Skip to main content

Neanderthals in Our Future?

International Science Times reports that a Harvard Medical School professor, George Church, has reconstructed Neanderthal DNA and is looking for "an adventurous female human" to be the surrogate mother for a hybrid human-Neanderthal embryo.

The project has triggered doubts and concerns. Some worry that a human-Neanderthal will lack immune responses necessary to life today. Others are concerned about the risk of deformities associated with stem cell reproduction: What happens if the project creates a deformed being without immunity to diseases?

The professor is quoted as saying, "Neanderthals might think differently than we do. They could even be more intelligent than us. When the time comes to deal with an epidemic or getting off the planet, it's conceivable that their way of thinking could be beneficial."

Speculations about Neanderthal characteristics add fuel to the controversy about the Harvard professor's project. Is he really trying to re-create a Neanderthal to help humans figure out how to survive today?

Neanderthals, named for the German valley where their fossils were first found, lived until at least 33,000 years ago. One facet that stirs special interest is their brain size, confirmed by 3D computer modeling: At birth, human and Neanderthal brain size is the same; at adulthood, the Neanderthal brain is larger.

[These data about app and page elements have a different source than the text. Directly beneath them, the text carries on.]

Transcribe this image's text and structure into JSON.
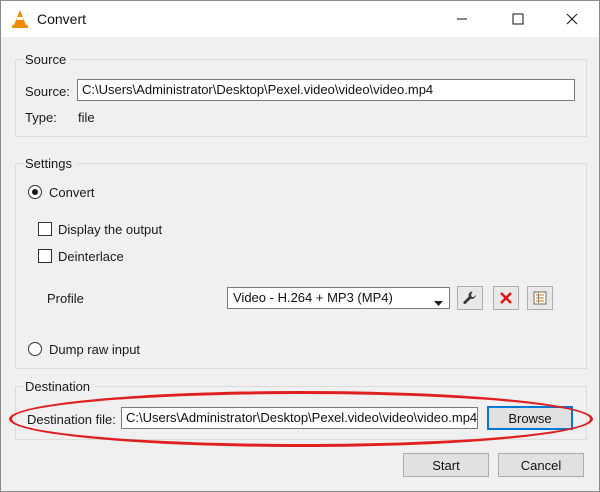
{
  "window": {
    "title": "Convert",
    "icon": "vlc-cone-icon",
    "controls": {
      "minimize": "minimize-icon",
      "maximize": "maximize-icon",
      "close": "close-icon"
    }
  },
  "source": {
    "group_title": "Source",
    "source_label": "Source:",
    "source_value": "C:\\Users\\Administrator\\Desktop\\Pexel.video\\video\\video.mp4",
    "type_label": "Type:",
    "type_value": "file"
  },
  "settings": {
    "group_title": "Settings",
    "convert_label": "Convert",
    "convert_selected": true,
    "display_output_label": "Display the output",
    "display_output_checked": false,
    "deinterlace_label": "Deinterlace",
    "deinterlace_checked": false,
    "profile_label": "Profile",
    "profile_value": "Video - H.264 + MP3 (MP4)",
    "profile_buttons": [
      "wrench-icon",
      "delete-icon",
      "new-profile-icon"
    ],
    "dump_raw_label": "Dump raw input",
    "dump_raw_selected": false
  },
  "destination": {
    "group_title": "Destination",
    "file_label": "Destination file:",
    "file_value": "C:\\Users\\Administrator\\Desktop\\Pexel.video\\video\\video.mp4",
    "browse_label": "Browse",
    "highlight_color": "#e02020"
  },
  "footer": {
    "start_label": "Start",
    "cancel_label": "Cancel"
  }
}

Archaeological evidence shows Neanderthals made tools and lived in complex social groups. Their diet included cooked foods. Various theories have been proposed for their extinction, including the possibility that humans violently displaced them. It has also been suggested that extreme fluctuations in climate created conditions inhospitable to Neanderthal survival because of their different body-type.

Professor Church responded to media reports about a surrogate Neanderthal birth by saying they are based on "misunderstandings" of an interview in the German magazine Der Spiegel. He told Reuters news that the hoopla was a sign of "scientific illiteracy": "We really should get the public of the entire world to be able to detect the difference between a fact and a complete fantasy that has been created by the Internet,"

All well and good: The public doesn't understand science and the media boosts sales by exaggerating and hyping.

Or is it all so simple? Maybe Professor Church is not looking for an adventurous female (at least not for his genetic project) and is only interested in advancing discussion of climate change, disease, and space exploration. What I'm curious about is the way he characterized the last topic, space exploration, as "getting off the planet."

What is this thinking about how to leave the planet rather than making it a beneficial place to live? Is it a tendency in science to join science fiction? Is it hopelessness about the ecologically destructive patterns of behavior that characterize human society and "progress"?

These questions remain even after we drop the sensation about the adventurous female.

The overlapping agendas of science seem paradoxical: one agenda, funded massively by governments and corporations, defines research devoted to blowing things up and killing people; another agenda, also well-funded, defines research devoted to making people live forever, by eradicating causes of death or by insertion of bionic elements into humans.

A third agenda of science is ecological, funded sporadically and in far smaller amounts than the previous two. It defines research devoted to sustainable life on earth, including modes of economy, society, and politics. Of the various agendas of science, it is the ecological that excludes the possibility of "getting off the planet."

The ecological agenda of science mirrors an indigenous approach to science, concerned with being human on the planet where we are born, as we are born. It is not obsessed with trying to create life differently from Creation or with trying to escape Creation.

Mary Shelley's famous novel, Frankenstein, tells a story of a scientist who is obsessed with creating life. He succeeds, and his creation becomes a hunted creature, regarded as a monster. In the novel, as opposed to the popular film take-offs, the "monster" is actually the one with a conscience. The monster sees the injustices of human society:

"I heard of the discovery of the American hemisphere and wept ... over the hapless fate of its original inhabitants.... For a long time I could not conceive ... why there were laws and governments; but when I heard details of vice and bloodshed, my wonder ceased and I turned away with disgust and loathing.... the strange system of human society was explained to me. I heard of the division of property, of immense wealth and squalid poverty, of rank, descent, and noble blood."

The moral seems to be: With or without adventurous females and Neanderthal babies, we are faced with the questions that beset the Frankenstein monster: "Who was I? What was I? Whence did I come? What was my destination? These questions continually recurred, but I was unable to solve them."

Peter d’Errico graduated from Yale Law School in 1968. Staff attorney in Dinebeiina Nahiilna Be Agaditahe Navajo Legal Services, 1968-1970. Taught Legal Studies at University of Massachusetts, Amherst, 1970-2002. Consulting attorney on indigenous issues